Jen Chapin doesn’t mind a quick run up to Syracuse for an Oct. 24 show in the Steeple Coffee House series, she says during a phone conversation. To make it work best, the singer and songwriter explains, she quickly worked her contacts to book a sister show in nearby Rochester.
“It’s nice to have two, three, four shows in a row,” says the daughter of the late Harry Chapin. “If seven dates came together at one time, which requires heavy lifting to work out, I’d do that, too.
“In November I’ll do every Sunday at a neighborhood place that’s a musical destination,” Chapin says. “It’s a 5 p.m. start, so it has a lazy, casual feel to it. I can mix it up.”
I wrote about Jen Chapin’s connection with keeping her father’s causes alive, including the charity World Hunger Years, for my weekly Mark It Up community column for Syracuse Public Media site WAER. You can read it by clicking the link below.
Yes, she’s been through a lot in her 15-year career, Chapin admits.
“The change is well-documented across society,” she says. “I’m in an interesting position, straddling the digital age. When I started, I’d go to the post office with cards and stick stamps on them and send them to people’s addresses to tell them about my shows. Then email came about, and people went crazy to get those addresses on my list. Now people just go online and find you and your dates.
“It started out with a lot of heavy lifting and investment to record a CD,” she says. “My first recording was on a damn cassette. Now it’s not a CD anymore. It’s digital only or on vinyl again. And yes, that’s had repercussions financially. Selling an album is really hit or miss.
“And the culture of listening to live music is interesting, too. There’s a lot of competition for people’s attention and time. And the new scenario of crowd-funding is out there,” she continues. “There’s no middle gate-keeper anymore. You communicate directly to the fans. I’ve had people send me Facebook messages asking me about parking at a show.”

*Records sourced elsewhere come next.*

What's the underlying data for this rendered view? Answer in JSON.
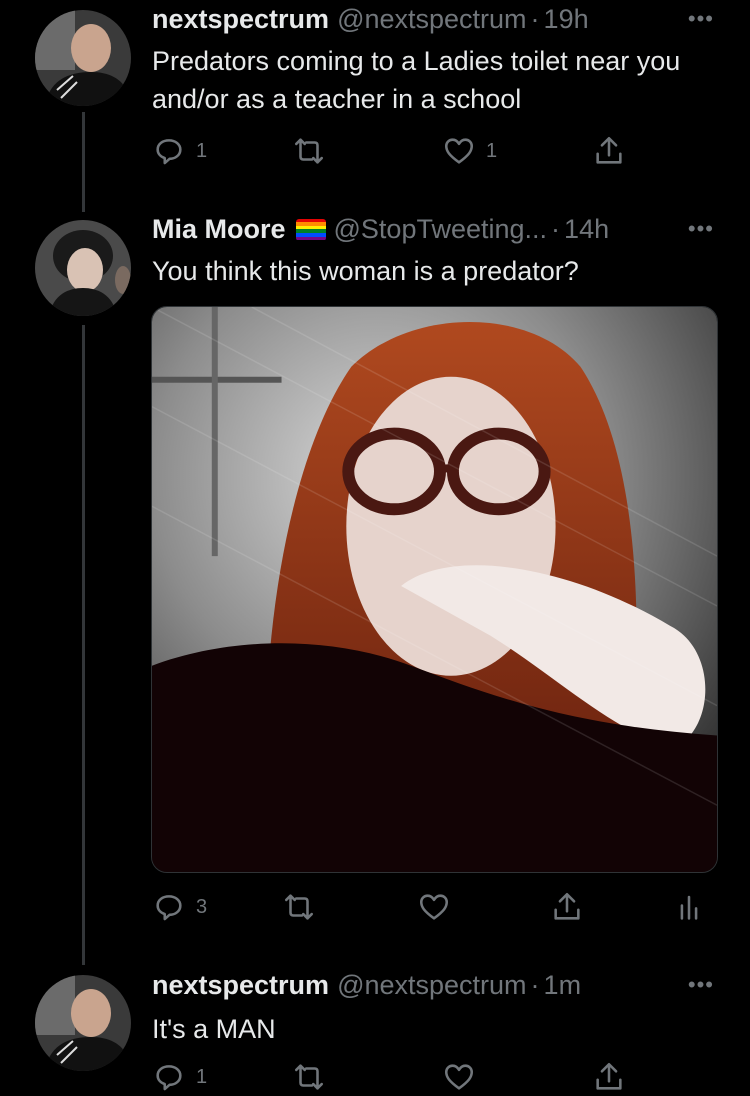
{
  "tweets": [
    {
      "display_name": "nextspectrum",
      "handle": "@nextspectrum",
      "separator": "·",
      "time": "19h",
      "text": "Predators coming to a Ladies toilet near you and/or as a teacher in a school",
      "reply_count": "1",
      "like_count": "1"
    },
    {
      "display_name": "Mia Moore",
      "handle": "@StopTweeting...",
      "separator": "·",
      "time": "14h",
      "text": "You think this woman is a predator?",
      "reply_count": "3"
    },
    {
      "display_name": "nextspectrum",
      "handle": "@nextspectrum",
      "separator": "·",
      "time": "1m",
      "text": "It's a MAN",
      "reply_count": "1"
    }
  ],
  "more_label": "•••",
  "colors": {
    "background": "#000000",
    "muted": "#71767b",
    "text": "#e7e9ea"
  },
  "icons": [
    "reply-icon",
    "retweet-icon",
    "like-icon",
    "share-icon",
    "analytics-icon",
    "more-icon",
    "rainbow-flag-icon"
  ]
}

Onward, she goes.
“My career started at the end of the 1990s. I’d have numerous lunches with labels in downtown Manhattan. Now that’s a waste of time,” Chapin says.

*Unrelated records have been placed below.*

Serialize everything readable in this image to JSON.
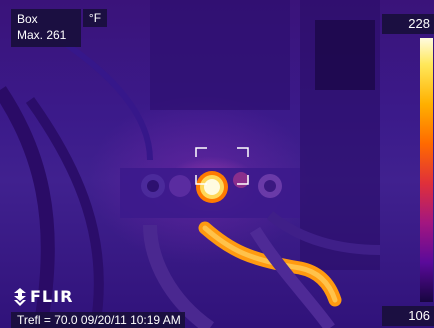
{
  "overlay": {
    "mode_label": "Box",
    "max_label": "Max. 261",
    "unit": "°F"
  },
  "scale": {
    "max": "228",
    "min": "106"
  },
  "brand": {
    "logo_text": "FLIR"
  },
  "status": {
    "text": "Trefl = 70.0  09/20/11 10:19 AM"
  },
  "colors": {
    "background": "#3a137a",
    "hot": "#ffb000",
    "hottest": "#fffbe0"
  }
}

Instead, she’s wiping the ice cream off her 6-year-old son’s face, dropping him off, and talking to a reporter while driving in Brooklyn. “It’s extremely busy,” she says.
Yes, that makes her happy, in the here and now.

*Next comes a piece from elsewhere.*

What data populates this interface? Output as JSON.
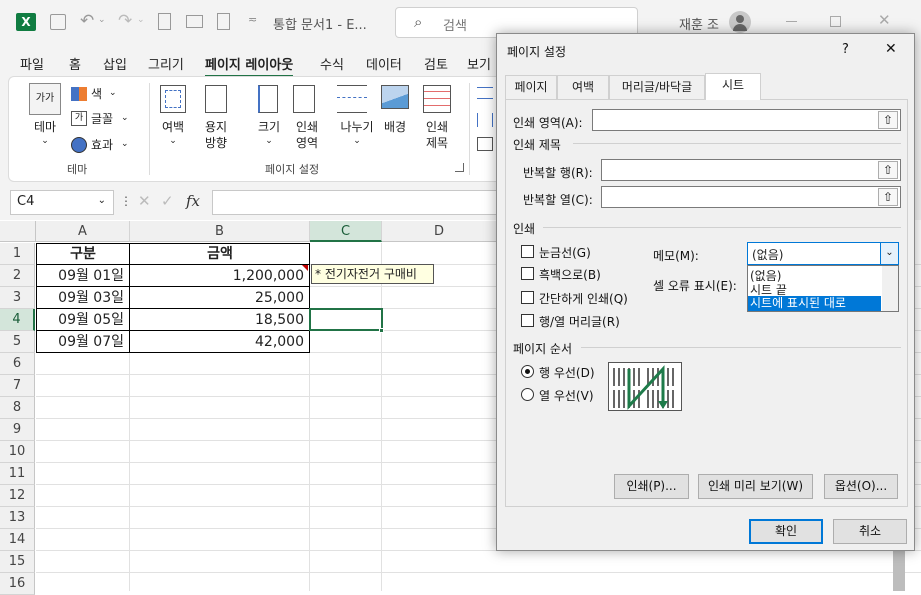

Here’s a Facebook clip of an interview Syracuse veteran musician, producer and educator Todd Hobin conducted with Chapin her last time through Syracuse.
Who are your favorite parent-offspring musicians, and why? What’s your favorite Harry Chapin song, and why? What’s the latest cause that’s captured your attention, and why?